• What needs to be done
Please reply with one number only: how many lines in the entries below contain the string "name".

Information Start Marker

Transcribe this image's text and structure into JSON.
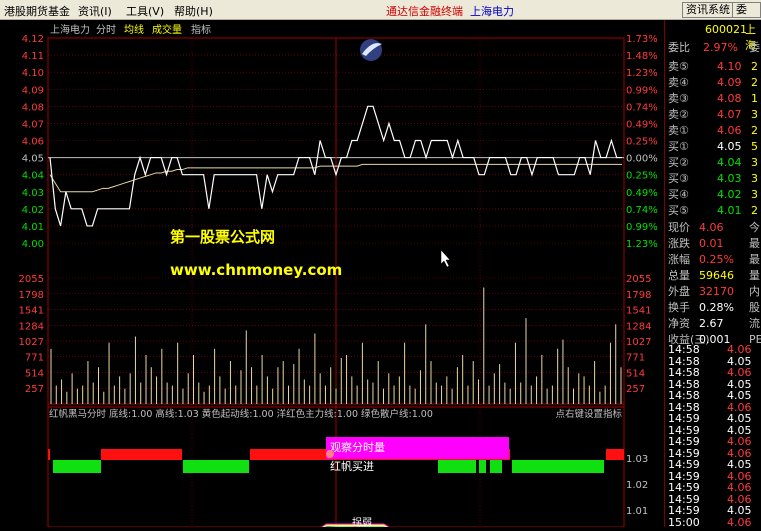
{
  "menu": {
    "title": "港股期货基金",
    "info": "资讯(I)",
    "tools": "工具(V)",
    "help": "帮助(H)",
    "brand": "通达信金融终端",
    "stock": "上海电力",
    "btn_info": "资讯系统",
    "btn_other": "委托买"
  },
  "header": {
    "name": "上海电力",
    "tabs": [
      "分时",
      "均线",
      "成交量",
      "指标"
    ]
  },
  "price_axis": {
    "left": [
      "4.12",
      "4.11",
      "4.10",
      "4.09",
      "4.08",
      "4.07",
      "4.06",
      "4.05",
      "4.04",
      "4.03",
      "4.02",
      "4.01",
      "4.00"
    ],
    "right": [
      "1.73%",
      "1.48%",
      "1.23%",
      "0.99%",
      "0.74%",
      "0.49%",
      "0.25%",
      "0.00%",
      "0.25%",
      "0.49%",
      "0.74%",
      "0.99%",
      "1.23%"
    ]
  },
  "volume_axis": [
    "2055",
    "1798",
    "1541",
    "1284",
    "1027",
    "771",
    "514",
    "257"
  ],
  "watermark": {
    "cn": "第一股票公式网",
    "url": "www.chnmoney.com"
  },
  "indicator": {
    "title_line": "红帆黑马分时  底线:1.00  高线:1.03  黄色起动线:1.00  洋红色主力线:1.00  绿色散户线:1.00",
    "right_hint": "点右键设置指标",
    "label_watch": "观察分时量",
    "label_buy": "红帆买进",
    "label_spike": "拐弱",
    "axis": [
      "1.03",
      "1.02",
      "1.01"
    ]
  },
  "time_labels": [
    "09:30",
    "11:30",
    "13:00",
    "15:00"
  ],
  "chart_data": {
    "type": "line",
    "prev_close": 4.05,
    "ylim": [
      4.0,
      4.12
    ],
    "series": [
      {
        "name": "price",
        "values": [
          4.05,
          4.02,
          4.01,
          4.03,
          4.02,
          4.02,
          4.02,
          4.01,
          4.01,
          4.02,
          4.02,
          4.02,
          4.02,
          4.02,
          4.02,
          4.02,
          4.04,
          4.05,
          4.04,
          4.05,
          4.05,
          4.05,
          4.04,
          4.05,
          4.05,
          4.04,
          4.04,
          4.04,
          4.04,
          4.04,
          4.02,
          4.04,
          4.04,
          4.04,
          4.04,
          4.04,
          4.04,
          4.04,
          4.04,
          4.04,
          4.02,
          4.04,
          4.03,
          4.04,
          4.04,
          4.04,
          4.04,
          4.05,
          4.05,
          4.05,
          4.04,
          4.06,
          4.05,
          4.05,
          4.04,
          4.05,
          4.05,
          4.06,
          4.06,
          4.07,
          4.08,
          4.08,
          4.07,
          4.06,
          4.07,
          4.06,
          4.06,
          4.05,
          4.05,
          4.06,
          4.06,
          4.05,
          4.06,
          4.06,
          4.06,
          4.06,
          4.05,
          4.06,
          4.05,
          4.05,
          4.05,
          4.04,
          4.04,
          4.05,
          4.05,
          4.05,
          4.05,
          4.04,
          4.04,
          4.05,
          4.05,
          4.04,
          4.05,
          4.05,
          4.05,
          4.05,
          4.04,
          4.04,
          4.04,
          4.04,
          4.05,
          4.05,
          4.04,
          4.06,
          4.05,
          4.05,
          4.06,
          4.05,
          4.05
        ]
      },
      {
        "name": "avg",
        "values": [
          4.04,
          4.035,
          4.03,
          4.03,
          4.03,
          4.03,
          4.03,
          4.03,
          4.03,
          4.031,
          4.032,
          4.032,
          4.033,
          4.034,
          4.035,
          4.036,
          4.037,
          4.038,
          4.039,
          4.04,
          4.041,
          4.041,
          4.042,
          4.042,
          4.043,
          4.043,
          4.044,
          4.044,
          4.044,
          4.044,
          4.044,
          4.044,
          4.044,
          4.044,
          4.044,
          4.044,
          4.044,
          4.044,
          4.044,
          4.044,
          4.044,
          4.044,
          4.044,
          4.044,
          4.044,
          4.044,
          4.044,
          4.044,
          4.044,
          4.044,
          4.044,
          4.045,
          4.045,
          4.045,
          4.045,
          4.045,
          4.045,
          4.045,
          4.045,
          4.046,
          4.046,
          4.046,
          4.046,
          4.046,
          4.046,
          4.046,
          4.046,
          4.046,
          4.046,
          4.046,
          4.046,
          4.046,
          4.046,
          4.046,
          4.046,
          4.046,
          4.046,
          4.046,
          4.046,
          4.046,
          4.046,
          4.046,
          4.046,
          4.046,
          4.046,
          4.046,
          4.046,
          4.046,
          4.046,
          4.046,
          4.046,
          4.046,
          4.046,
          4.046,
          4.046,
          4.046,
          4.046,
          4.046,
          4.046,
          4.046,
          4.046,
          4.046,
          4.046,
          4.046,
          4.046,
          4.046,
          4.046,
          4.046,
          4.046
        ]
      }
    ],
    "volume": [
      900,
      300,
      400,
      200,
      500,
      250,
      300,
      700,
      350,
      600,
      200,
      1000,
      300,
      450,
      250,
      500,
      1100,
      350,
      800,
      600,
      450,
      900,
      350,
      300,
      1000,
      250,
      500,
      800,
      350,
      200,
      300,
      900,
      450,
      250,
      700,
      300,
      550,
      1200,
      600,
      300,
      800,
      450,
      250,
      600,
      700,
      300,
      650,
      900,
      400,
      300,
      1150,
      500,
      300,
      600,
      250,
      750,
      800,
      450,
      300,
      1000,
      400,
      350,
      700,
      250,
      500,
      300,
      450,
      1000,
      300,
      250,
      550,
      1300,
      700,
      350,
      300,
      450,
      250,
      600,
      800,
      300,
      700,
      400,
      1900,
      300,
      500,
      650,
      350,
      250,
      1000,
      350,
      1400,
      300,
      450,
      800,
      250,
      300,
      900,
      1050,
      600,
      250,
      500,
      450,
      300,
      700,
      200,
      300,
      1000,
      1300,
      600
    ],
    "volume_ylim": [
      0,
      2055
    ]
  },
  "quote": {
    "code": "600021",
    "name": "上海",
    "ratio_label": "委比",
    "ratio_value": "2.97%",
    "ratio_tail": "委",
    "sells": [
      {
        "label": "卖⑤",
        "price": "4.10",
        "vol": "2"
      },
      {
        "label": "卖④",
        "price": "4.09",
        "vol": "2"
      },
      {
        "label": "卖③",
        "price": "4.08",
        "vol": "1"
      },
      {
        "label": "卖②",
        "price": "4.07",
        "vol": "3"
      },
      {
        "label": "卖①",
        "price": "4.06",
        "vol": "2"
      }
    ],
    "buys": [
      {
        "label": "买①",
        "price": "4.05",
        "vol": "5"
      },
      {
        "label": "买②",
        "price": "4.04",
        "vol": "3"
      },
      {
        "label": "买③",
        "price": "4.03",
        "vol": "3"
      },
      {
        "label": "买④",
        "price": "4.02",
        "vol": "3"
      },
      {
        "label": "买⑤",
        "price": "4.01",
        "vol": "2"
      }
    ],
    "stats": [
      {
        "label": "现价",
        "value": "4.06",
        "tail": "今",
        "color": "red"
      },
      {
        "label": "涨跌",
        "value": "0.01",
        "tail": "最",
        "color": "red"
      },
      {
        "label": "涨幅",
        "value": "0.25%",
        "tail": "最",
        "color": "red"
      },
      {
        "label": "总量",
        "value": "59646",
        "tail": "量",
        "color": "yellow"
      },
      {
        "label": "外盘",
        "value": "32170",
        "tail": "内",
        "color": "red"
      },
      {
        "label": "换手",
        "value": "0.28%",
        "tail": "股",
        "color": "white"
      },
      {
        "label": "净资",
        "value": "2.67",
        "tail": "流",
        "color": "white"
      },
      {
        "label": "收益(三)",
        "value": "0.001",
        "tail": "PE",
        "color": "white"
      }
    ],
    "ticks": [
      {
        "time": "14:58",
        "price": "4.06",
        "color": "red"
      },
      {
        "time": "14:58",
        "price": "4.05",
        "color": "white"
      },
      {
        "time": "14:58",
        "price": "4.06",
        "color": "red"
      },
      {
        "time": "14:58",
        "price": "4.05",
        "color": "white"
      },
      {
        "time": "14:58",
        "price": "4.05",
        "color": "white"
      },
      {
        "time": "14:58",
        "price": "4.06",
        "color": "red"
      },
      {
        "time": "14:59",
        "price": "4.05",
        "color": "white"
      },
      {
        "time": "14:59",
        "price": "4.05",
        "color": "white"
      },
      {
        "time": "14:59",
        "price": "4.06",
        "color": "red"
      },
      {
        "time": "14:59",
        "price": "4.06",
        "color": "red"
      },
      {
        "time": "14:59",
        "price": "4.05",
        "color": "white"
      },
      {
        "time": "14:59",
        "price": "4.06",
        "color": "red"
      },
      {
        "time": "14:59",
        "price": "4.06",
        "color": "red"
      },
      {
        "time": "14:59",
        "price": "4.06",
        "color": "red"
      },
      {
        "time": "14:59",
        "price": "4.05",
        "color": "white"
      },
      {
        "time": "15:00",
        "price": "4.06",
        "color": "red"
      }
    ]
  }
}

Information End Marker

• Your response
4